_DATA PROVIDED:_
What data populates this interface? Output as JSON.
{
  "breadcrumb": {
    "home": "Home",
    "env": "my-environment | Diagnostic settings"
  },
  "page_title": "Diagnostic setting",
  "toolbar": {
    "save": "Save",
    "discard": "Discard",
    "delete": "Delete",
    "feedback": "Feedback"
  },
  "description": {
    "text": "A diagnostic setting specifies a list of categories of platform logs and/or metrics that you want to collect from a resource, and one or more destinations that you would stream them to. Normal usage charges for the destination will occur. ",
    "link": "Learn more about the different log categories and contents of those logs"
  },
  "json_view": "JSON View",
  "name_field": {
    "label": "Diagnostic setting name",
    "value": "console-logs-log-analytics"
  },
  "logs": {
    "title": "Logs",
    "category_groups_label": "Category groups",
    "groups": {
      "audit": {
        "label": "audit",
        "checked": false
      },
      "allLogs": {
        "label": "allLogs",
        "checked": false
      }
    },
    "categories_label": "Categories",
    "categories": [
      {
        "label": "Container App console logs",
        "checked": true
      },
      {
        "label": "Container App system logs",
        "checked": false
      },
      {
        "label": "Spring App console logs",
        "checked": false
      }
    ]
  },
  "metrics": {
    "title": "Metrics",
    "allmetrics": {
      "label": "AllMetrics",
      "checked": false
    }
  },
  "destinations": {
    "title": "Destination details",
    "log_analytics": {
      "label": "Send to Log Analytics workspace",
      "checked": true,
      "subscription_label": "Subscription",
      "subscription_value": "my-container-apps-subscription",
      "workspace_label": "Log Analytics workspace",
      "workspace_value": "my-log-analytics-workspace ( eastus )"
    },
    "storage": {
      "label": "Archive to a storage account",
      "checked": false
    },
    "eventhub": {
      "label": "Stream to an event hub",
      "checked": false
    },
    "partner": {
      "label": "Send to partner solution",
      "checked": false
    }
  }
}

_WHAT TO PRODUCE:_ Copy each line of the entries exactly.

_RESPONSE BOX:_
What data populates this interface? Output as JSON.
{
  "breadcrumb": {
    "home": "Home",
    "env": "my-environment | Diagnostic settings"
  },
  "page_title": "Diagnostic setting",
  "toolbar": {
    "save": "Save",
    "discard": "Discard",
    "delete": "Delete",
    "feedback": "Feedback"
  },
  "description": {
    "text": "A diagnostic setting specifies a list of categories of platform logs and/or metrics that you want to collect from a resource, and one or more destinations that you would stream them to. Normal usage charges for the destination will occur. ",
    "link": "Learn more about the different log categories and contents of those logs"
  },
  "json_view": "JSON View",
  "name_field": {
    "label": "Diagnostic setting name",
    "value": "console-logs-log-analytics"
  },
  "logs": {
    "title": "Logs",
    "category_groups_label": "Category groups",
    "groups": {
      "audit": {
        "label": "audit",
        "checked": false
      },
      "allLogs": {
        "label": "allLogs",
        "checked": false
      }
    },
    "categories_label": "Categories",
    "categories": [
      {
        "label": "Container App console logs",
        "checked": true
      },
      {
        "label": "Container App system logs",
        "checked": false
      },
      {
        "label": "Spring App console logs",
        "checked": false
      }
    ]
  },
  "metrics": {
    "title": "Metrics",
    "allmetrics": {
      "label": "AllMetrics",
      "checked": false
    }
  },
  "destinations": {
    "title": "Destination details",
    "log_analytics": {
      "label": "Send to Log Analytics workspace",
      "checked": true,
      "subscription_label": "Subscription",
      "subscription_value": "my-container-apps-subscription",
      "workspace_label": "Log Analytics workspace",
      "workspace_value": "my-log-analytics-workspace ( eastus )"
    },
    "storage": {
      "label": "Archive to a storage account",
      "checked": false
    },
    "eventhub": {
      "label": "Stream to an event hub",
      "checked": false
    },
    "partner": {
      "label": "Send to partner solution",
      "checked": false
    }
  }
}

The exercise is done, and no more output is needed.